Ryan JB, Hicks M, Cropper JR, Garlick SR, Kesteven SH, Wilson MK, Feneley MP, Macdonald PS

Transplantation 2003 Sep;76(5):766-71

PMID: 14501850


BACKGROUND: The aim of this study was to determine the efficacy of cariporide (a sodium-hydrogen exchanger inhibitor), BMS180448 (a pharmacologic ischemic preconditioning agent), and the combination thereof, as adjuvant therapies for extended cardiac allograft preservation.

METHODS: A porcine model of donor brain death and orthotopic heart transplantation was used. All hearts were arrested and stored for 14 hr in an extracellular preservation solution. Control hearts (CON; n=3) did not receive any additional treatment. Treated hearts received BMS180448 alone (BMS; n=3), cariporide alone (CAR; n=6), or both BMS180448 and cariporide (B+C; n=6). Donors of BMS180448-treated hearts received 2 mg/kg, 15 min before explantation. Donors and recipients of cariporide-treated hearts received 2 mg/kg, 15 min before explantation and reperfusion, respectively.

RESULTS: The CON and BMS arms of the study were terminated after three transplantations because initial results in these groups were poor. Significantly, none of the control hearts could be weaned successfully from bypass, whereas all of the treated hearts were weaned successfully (CAR vs. CON and B+C vs. CON: P=0.012). The rate of troponin I release during the first 3 hr after reperfusion was significantly lower in CAR (P=0.0180) and B+C (P=0.0154) recipients than in CON recipients. Mean plasma troponin I levels (microg/mL) 3 hr after reperfusion were as follows: CON 633+/-177, BMS 576+/-110, CAR 346+/-93, and B+C 296+/-97.
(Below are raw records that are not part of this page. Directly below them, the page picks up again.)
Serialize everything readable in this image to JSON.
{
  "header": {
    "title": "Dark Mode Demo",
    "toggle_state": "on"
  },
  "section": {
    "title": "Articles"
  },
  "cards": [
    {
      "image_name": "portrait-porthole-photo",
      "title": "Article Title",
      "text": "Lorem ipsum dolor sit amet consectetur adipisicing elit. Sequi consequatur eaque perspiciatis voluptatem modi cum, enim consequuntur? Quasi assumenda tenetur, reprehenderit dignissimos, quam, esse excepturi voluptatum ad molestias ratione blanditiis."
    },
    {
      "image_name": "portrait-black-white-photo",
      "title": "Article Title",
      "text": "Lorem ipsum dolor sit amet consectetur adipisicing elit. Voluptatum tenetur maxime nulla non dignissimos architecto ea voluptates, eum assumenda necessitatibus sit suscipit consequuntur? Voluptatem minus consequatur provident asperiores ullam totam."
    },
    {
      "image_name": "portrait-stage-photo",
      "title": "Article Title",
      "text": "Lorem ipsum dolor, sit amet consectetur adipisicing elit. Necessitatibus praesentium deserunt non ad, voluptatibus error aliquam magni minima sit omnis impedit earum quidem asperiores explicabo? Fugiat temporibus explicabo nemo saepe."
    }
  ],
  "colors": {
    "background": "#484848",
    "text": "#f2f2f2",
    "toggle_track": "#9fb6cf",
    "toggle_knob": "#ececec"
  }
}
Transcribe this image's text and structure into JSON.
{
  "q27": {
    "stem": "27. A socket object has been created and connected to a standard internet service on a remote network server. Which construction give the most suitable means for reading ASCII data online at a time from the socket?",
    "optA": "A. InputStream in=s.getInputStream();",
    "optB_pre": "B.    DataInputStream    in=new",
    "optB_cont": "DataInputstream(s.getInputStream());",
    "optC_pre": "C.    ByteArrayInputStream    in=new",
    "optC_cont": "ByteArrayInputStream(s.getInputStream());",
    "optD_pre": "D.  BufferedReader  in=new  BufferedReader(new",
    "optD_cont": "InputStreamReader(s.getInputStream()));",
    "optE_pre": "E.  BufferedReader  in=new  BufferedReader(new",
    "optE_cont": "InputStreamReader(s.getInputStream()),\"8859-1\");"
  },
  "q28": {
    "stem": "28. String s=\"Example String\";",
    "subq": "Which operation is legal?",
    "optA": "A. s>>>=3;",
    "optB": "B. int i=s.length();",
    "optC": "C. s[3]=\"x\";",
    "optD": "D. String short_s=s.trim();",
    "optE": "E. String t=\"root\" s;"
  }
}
CONCLUSION: In this porcine model of extended cardiac allograft preservation, cariporide was more effective than BMS180448 as an adjuvant to our usual preservation solution. There was no additional benefit from the combination of the two therapies.